Wealthy residents of luxury apartment buildings in Singapore have a problem: where to park their expensive cars. The Hamilton Scotts residential building in the Asian city-state has come up with a solution. Elevators take cars straight up to apartments and park them in the living rooms.
The “parking lot in the sky” is the building’s standout feature. Residents can transport their cars to their apartments, whether they live on a lower floor, the penthouse, or anywhere in between. The project’s director said the goal was to make a car a part of the living room ensemble, like a piece of furniture.
A resident drives a car into the basement, parks it on a movable metal plate, and enters a code or gives a fingerprint to start the transport process.
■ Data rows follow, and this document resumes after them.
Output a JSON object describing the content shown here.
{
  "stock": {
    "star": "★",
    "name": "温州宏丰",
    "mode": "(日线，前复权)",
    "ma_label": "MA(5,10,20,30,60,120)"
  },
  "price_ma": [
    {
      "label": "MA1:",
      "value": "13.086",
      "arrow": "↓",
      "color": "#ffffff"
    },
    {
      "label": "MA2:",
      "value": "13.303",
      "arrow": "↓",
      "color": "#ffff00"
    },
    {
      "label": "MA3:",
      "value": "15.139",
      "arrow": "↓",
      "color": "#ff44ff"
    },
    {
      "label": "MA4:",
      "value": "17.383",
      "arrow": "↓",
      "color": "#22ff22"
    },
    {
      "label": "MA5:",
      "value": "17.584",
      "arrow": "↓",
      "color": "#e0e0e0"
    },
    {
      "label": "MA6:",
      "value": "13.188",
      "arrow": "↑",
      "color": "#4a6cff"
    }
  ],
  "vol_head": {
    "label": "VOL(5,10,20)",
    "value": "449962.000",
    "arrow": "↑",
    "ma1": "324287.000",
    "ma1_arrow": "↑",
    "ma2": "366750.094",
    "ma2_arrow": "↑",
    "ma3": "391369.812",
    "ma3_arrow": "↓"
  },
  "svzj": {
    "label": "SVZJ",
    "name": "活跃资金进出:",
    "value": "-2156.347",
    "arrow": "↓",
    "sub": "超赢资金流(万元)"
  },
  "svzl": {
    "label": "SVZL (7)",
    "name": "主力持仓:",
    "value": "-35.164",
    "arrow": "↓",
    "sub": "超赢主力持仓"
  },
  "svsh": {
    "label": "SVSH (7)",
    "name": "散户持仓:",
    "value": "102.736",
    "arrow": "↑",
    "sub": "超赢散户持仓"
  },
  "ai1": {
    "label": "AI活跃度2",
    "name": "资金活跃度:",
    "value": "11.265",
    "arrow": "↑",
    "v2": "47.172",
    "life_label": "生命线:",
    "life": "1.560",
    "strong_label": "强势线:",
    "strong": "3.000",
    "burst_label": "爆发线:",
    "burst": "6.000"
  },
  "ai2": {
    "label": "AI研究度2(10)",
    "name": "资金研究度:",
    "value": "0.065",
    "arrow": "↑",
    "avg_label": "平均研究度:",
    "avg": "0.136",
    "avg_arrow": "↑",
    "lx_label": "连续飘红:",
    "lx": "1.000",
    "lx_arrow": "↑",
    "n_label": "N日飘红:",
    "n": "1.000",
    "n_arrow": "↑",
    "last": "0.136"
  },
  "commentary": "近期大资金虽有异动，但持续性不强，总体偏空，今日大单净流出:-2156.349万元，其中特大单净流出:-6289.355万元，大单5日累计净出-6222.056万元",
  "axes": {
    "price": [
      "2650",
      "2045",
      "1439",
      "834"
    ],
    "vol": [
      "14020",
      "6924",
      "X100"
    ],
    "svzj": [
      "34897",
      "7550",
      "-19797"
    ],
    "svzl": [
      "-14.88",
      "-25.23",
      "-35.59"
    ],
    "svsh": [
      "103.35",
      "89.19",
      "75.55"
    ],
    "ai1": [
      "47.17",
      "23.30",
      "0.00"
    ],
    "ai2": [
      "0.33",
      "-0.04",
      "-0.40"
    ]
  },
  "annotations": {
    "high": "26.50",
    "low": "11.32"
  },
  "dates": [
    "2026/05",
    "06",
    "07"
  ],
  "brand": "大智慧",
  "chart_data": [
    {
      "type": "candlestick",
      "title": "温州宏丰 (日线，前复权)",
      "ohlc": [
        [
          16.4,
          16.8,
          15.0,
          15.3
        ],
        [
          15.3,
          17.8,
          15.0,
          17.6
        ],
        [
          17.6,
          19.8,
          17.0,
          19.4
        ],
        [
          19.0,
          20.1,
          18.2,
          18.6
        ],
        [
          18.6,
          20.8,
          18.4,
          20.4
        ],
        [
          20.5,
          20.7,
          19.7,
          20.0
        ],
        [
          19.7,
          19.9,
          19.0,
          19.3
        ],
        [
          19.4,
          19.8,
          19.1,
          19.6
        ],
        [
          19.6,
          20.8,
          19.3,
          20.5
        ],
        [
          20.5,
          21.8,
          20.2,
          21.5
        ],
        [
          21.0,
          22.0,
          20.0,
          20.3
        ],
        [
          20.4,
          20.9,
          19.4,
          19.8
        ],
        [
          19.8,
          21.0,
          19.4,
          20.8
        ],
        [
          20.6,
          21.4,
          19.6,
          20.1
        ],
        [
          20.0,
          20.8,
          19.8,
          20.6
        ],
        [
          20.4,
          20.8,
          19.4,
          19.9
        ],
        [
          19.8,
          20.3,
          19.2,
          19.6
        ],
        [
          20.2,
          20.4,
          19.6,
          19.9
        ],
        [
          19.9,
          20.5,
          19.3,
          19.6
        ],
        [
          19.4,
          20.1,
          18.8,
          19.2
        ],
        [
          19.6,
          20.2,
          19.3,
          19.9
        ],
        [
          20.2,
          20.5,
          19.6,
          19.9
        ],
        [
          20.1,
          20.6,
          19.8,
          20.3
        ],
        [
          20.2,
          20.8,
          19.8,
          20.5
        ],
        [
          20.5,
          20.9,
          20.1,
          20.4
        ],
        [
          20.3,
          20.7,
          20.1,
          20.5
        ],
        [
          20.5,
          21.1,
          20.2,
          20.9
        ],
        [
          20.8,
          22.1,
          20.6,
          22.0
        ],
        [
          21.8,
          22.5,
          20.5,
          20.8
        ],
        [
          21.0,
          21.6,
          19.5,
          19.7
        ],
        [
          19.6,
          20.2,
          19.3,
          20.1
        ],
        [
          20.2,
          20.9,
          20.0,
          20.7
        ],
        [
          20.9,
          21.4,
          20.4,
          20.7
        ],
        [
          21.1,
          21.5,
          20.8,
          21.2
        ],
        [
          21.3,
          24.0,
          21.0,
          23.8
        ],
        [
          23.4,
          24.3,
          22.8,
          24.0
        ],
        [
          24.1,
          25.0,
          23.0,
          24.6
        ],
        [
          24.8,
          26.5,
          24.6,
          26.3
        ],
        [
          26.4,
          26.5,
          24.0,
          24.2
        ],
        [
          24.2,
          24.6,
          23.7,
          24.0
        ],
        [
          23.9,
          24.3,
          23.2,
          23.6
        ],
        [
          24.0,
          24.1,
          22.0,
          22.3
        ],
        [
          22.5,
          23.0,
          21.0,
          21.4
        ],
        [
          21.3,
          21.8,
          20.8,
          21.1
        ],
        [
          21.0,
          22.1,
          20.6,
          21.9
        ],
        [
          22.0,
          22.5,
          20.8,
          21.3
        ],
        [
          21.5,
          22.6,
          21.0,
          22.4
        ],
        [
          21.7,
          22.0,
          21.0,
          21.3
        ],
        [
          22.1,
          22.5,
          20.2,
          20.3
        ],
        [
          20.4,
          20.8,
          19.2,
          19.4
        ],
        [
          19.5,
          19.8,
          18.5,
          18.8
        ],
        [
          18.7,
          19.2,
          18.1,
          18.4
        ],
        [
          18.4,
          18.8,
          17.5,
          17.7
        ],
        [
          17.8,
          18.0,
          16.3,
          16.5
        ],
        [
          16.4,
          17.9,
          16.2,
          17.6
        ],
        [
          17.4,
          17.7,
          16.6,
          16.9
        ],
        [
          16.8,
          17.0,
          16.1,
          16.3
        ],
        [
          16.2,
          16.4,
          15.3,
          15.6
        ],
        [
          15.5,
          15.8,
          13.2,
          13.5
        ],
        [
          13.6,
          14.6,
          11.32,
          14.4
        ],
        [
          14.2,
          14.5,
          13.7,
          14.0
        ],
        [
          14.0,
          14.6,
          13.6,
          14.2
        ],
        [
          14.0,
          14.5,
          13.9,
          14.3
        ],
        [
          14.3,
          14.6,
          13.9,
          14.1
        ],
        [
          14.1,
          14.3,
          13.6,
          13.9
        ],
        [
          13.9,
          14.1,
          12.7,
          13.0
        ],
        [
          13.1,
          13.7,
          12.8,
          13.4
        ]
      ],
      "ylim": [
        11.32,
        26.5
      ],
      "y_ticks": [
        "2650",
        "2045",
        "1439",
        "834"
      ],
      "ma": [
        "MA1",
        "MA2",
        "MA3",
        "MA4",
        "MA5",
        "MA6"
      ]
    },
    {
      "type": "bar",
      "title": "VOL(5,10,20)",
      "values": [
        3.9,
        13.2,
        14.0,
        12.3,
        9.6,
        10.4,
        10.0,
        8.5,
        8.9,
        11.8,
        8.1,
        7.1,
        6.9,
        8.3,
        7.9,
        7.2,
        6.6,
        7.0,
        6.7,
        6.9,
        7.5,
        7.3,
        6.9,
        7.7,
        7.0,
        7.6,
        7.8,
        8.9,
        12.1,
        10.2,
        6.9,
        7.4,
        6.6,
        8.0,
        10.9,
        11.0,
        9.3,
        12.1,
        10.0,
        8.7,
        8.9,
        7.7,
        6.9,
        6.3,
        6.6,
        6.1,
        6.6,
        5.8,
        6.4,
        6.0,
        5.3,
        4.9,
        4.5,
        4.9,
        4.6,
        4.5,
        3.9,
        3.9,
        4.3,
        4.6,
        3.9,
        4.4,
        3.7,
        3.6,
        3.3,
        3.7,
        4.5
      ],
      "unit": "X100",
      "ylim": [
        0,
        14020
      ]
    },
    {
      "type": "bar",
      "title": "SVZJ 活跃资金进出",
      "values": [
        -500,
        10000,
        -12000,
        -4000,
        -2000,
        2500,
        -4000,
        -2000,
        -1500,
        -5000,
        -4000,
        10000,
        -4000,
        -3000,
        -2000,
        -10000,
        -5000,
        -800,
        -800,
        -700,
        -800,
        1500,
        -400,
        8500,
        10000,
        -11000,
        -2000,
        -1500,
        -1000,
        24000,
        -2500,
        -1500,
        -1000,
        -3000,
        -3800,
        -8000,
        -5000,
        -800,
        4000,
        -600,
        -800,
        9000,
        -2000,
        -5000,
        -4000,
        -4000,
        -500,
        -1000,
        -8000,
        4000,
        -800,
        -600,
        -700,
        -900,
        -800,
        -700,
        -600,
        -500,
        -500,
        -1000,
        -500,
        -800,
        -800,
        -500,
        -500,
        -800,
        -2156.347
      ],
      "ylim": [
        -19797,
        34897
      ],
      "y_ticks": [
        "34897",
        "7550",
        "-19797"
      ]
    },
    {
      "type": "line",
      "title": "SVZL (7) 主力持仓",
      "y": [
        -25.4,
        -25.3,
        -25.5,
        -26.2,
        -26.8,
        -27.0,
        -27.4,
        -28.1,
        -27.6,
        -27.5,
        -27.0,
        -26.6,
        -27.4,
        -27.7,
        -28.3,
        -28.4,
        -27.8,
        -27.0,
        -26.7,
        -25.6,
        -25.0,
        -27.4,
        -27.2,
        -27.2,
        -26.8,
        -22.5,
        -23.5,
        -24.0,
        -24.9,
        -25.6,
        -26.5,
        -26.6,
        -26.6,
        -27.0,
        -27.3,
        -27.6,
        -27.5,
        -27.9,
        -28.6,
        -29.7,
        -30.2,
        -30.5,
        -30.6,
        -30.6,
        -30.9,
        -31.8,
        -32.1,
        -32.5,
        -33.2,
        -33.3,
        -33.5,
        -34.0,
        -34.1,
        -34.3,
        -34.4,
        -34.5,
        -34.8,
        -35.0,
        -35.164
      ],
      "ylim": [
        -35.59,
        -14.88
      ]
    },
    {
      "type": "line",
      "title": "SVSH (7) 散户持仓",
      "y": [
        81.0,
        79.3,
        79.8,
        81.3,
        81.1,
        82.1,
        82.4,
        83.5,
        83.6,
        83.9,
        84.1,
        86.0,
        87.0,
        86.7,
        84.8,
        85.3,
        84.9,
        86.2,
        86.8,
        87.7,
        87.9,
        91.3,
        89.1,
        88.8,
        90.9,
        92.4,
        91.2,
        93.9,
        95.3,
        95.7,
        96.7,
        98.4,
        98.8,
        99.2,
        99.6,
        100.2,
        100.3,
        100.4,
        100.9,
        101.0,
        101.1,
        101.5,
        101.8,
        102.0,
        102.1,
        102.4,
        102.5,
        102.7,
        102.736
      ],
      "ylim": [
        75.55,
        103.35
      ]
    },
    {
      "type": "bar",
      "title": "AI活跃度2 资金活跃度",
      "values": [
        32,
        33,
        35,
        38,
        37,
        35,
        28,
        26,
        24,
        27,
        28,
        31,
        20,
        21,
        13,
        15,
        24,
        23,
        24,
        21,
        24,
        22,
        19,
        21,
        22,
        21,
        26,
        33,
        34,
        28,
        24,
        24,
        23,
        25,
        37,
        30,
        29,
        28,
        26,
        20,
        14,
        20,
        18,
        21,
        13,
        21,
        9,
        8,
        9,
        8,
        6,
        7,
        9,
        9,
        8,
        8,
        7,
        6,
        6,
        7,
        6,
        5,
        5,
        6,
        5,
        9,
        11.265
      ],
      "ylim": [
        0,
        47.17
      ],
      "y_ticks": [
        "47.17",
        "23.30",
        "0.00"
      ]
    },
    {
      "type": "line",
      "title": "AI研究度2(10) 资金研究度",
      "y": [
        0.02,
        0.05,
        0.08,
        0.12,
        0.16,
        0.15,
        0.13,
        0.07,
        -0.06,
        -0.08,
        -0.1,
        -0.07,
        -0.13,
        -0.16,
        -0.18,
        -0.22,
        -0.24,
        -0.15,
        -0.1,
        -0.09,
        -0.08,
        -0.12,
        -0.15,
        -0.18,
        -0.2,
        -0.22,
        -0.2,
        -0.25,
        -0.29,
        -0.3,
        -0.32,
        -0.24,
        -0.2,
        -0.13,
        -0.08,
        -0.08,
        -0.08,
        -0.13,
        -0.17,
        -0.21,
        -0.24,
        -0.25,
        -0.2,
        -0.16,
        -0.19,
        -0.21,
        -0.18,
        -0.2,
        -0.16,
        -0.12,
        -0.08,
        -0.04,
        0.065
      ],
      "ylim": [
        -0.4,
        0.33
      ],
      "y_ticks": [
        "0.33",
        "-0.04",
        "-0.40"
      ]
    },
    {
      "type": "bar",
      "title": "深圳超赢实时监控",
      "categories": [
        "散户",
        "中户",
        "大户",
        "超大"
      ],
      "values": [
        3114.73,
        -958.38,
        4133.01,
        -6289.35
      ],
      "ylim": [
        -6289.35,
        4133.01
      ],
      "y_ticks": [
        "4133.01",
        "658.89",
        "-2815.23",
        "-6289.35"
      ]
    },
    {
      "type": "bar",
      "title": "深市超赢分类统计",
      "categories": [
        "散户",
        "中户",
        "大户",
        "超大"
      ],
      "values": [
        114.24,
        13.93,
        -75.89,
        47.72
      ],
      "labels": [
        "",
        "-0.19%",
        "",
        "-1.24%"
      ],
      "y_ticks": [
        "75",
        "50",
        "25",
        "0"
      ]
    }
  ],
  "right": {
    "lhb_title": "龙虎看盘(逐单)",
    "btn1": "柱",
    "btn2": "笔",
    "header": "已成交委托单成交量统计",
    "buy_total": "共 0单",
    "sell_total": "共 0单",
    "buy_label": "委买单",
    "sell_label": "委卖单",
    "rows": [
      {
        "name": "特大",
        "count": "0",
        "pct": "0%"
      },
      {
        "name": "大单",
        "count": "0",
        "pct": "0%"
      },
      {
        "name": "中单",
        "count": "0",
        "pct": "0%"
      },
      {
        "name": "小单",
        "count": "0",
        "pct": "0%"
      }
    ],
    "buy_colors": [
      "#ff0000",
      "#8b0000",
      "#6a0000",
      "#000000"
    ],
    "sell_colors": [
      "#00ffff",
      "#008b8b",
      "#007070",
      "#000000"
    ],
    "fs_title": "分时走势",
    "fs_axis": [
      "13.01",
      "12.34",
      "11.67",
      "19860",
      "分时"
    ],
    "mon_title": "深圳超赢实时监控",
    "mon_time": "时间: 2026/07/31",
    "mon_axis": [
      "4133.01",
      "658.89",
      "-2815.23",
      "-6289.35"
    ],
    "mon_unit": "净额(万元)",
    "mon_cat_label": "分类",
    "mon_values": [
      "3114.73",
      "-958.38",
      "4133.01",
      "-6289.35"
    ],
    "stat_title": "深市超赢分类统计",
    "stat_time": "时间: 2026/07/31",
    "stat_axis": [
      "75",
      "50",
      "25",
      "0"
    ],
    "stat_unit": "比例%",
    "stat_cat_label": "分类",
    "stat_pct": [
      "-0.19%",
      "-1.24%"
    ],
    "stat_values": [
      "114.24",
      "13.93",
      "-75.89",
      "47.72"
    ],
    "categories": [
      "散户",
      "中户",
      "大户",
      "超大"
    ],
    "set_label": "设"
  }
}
The car is moved into an elevator shaft that carries it to the appropriate apartment. Each apartment’s sky garage is large enough to house two cars. Residents are not able to ride up to their apartments in their vehicles.
The Hamilton Scotts building was constructed shortly before the 2008 financial crash and soon began to struggle. China-based investment company Reignwood Group took over management of the building in 2013 because it saw long-term potential in the property and the Singapore market. The group wanted to find an iconic building to broaden its name and develop its business. Reignwood Group performed some renovations on the property and added some amenities, such as free breakfast for residents every day.
Hamilton Scotts has 36 floors with 56 units. The building is currently 70 percent occupied. Prices for a 2,755-square-foot apartment start at $10 million.
Singapore’s luxury real estate sector is still struggling. Prices are 20 to 30 percent below their peaks in 2007, even though Singapore has the highest per capita GDP in the world and 10 percent of households contain a millionaire. Luxury real estate prices in Singapore are less than half of those in Hong Kong. Members of the real estate sector believe this is due to government policies and a glut of supply.